|Ultrasound image of the kidney shows a crescentic heterogeneous hypoechoic lesion in the perinephric space (arrows). The kidney is marked by the calipers.|
|Axial unenhanced CT images confirm a thick left perinephric hematoma (stars) and several fragmented stones in the lower pole of the left kidney.|
- ESWL (Extracorporeal Shock Wave Lithotrypsy) is a common and standard treatment for renal/proximal ureteric calculi in majority of patients
- Most common complication = microscopic hematuria

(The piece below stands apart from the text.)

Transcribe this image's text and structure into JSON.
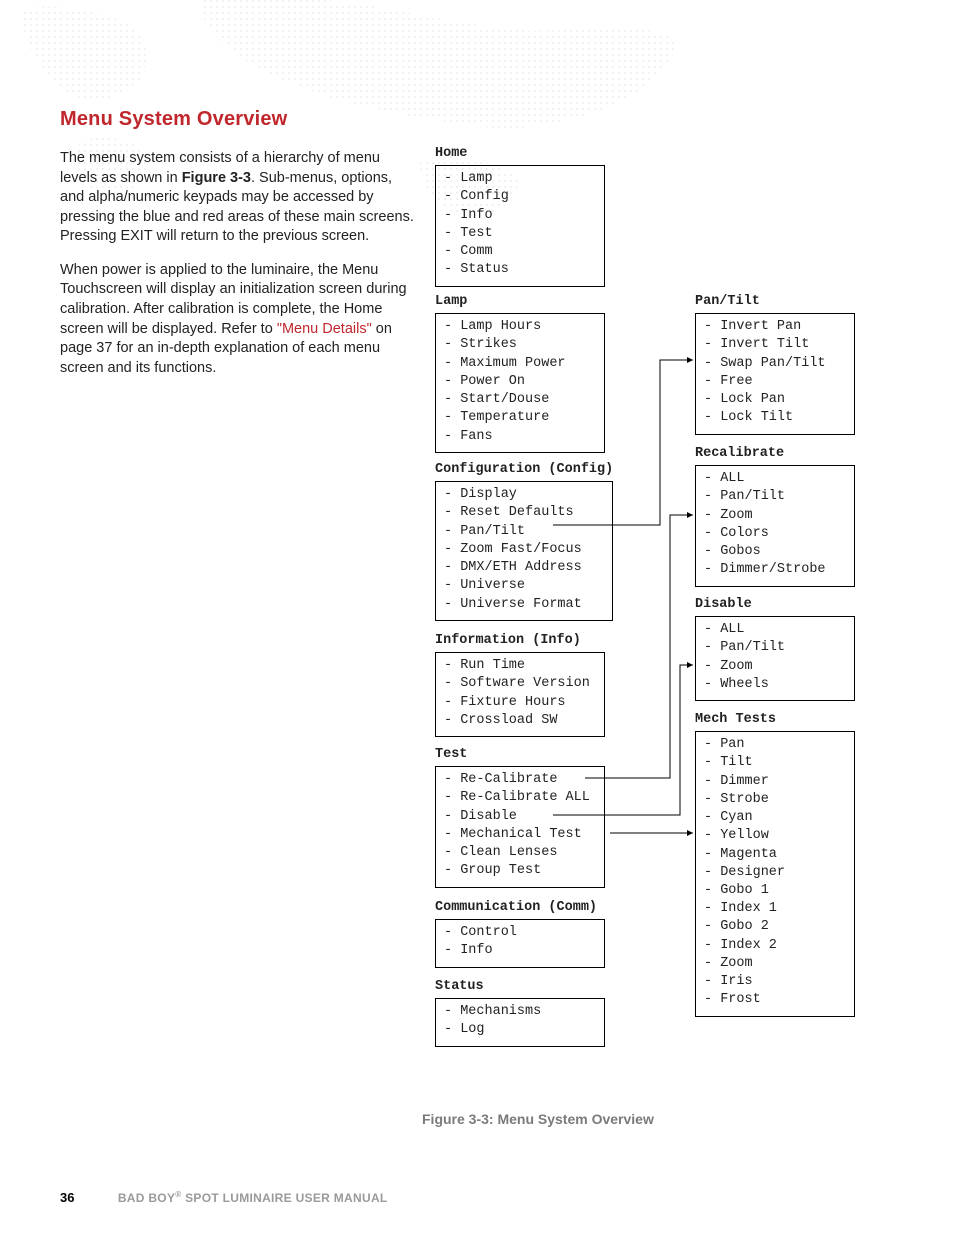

- Perinephric hematoma and infection (including pyelonephritis) can occur
- Incidence of hematoma varies depending on method of diagnosis. By US, incidence is about 0.1-0.6%. By CT/MRI, incidence rises to 20-25% of cases.
- No clear correlation between number of shockwaves or intensity given and incidence of hematoma
- Most perinephric hematoma resolves spontaneously within 2 years and the renal function is preserved. They are mostly treated conservatively
- Crescent-shaped collection surrounding the affected kidney
- Hypoechoic on US, hyperattenuating on non-contrast CT and no enhancement after IV contrast
- Displacement or compression of adjacent renal parenchyma
- Differentiate from subcapsular hematoma by appearance and pressure effect to underlying kidney.
- "Page" kidney occurs when (usually) subcapsular hematoma causes chronic renal parenchymal compromise and then hypertension
Labanaris AP, Kuhn R, Schott GE, Zugor V. Perirenal hematomas induced by extracorporeal shock wave lithotripsy (ESWL). Therapeutic management. TheScientificWorldJOURNAL 2007;7:1563-1566.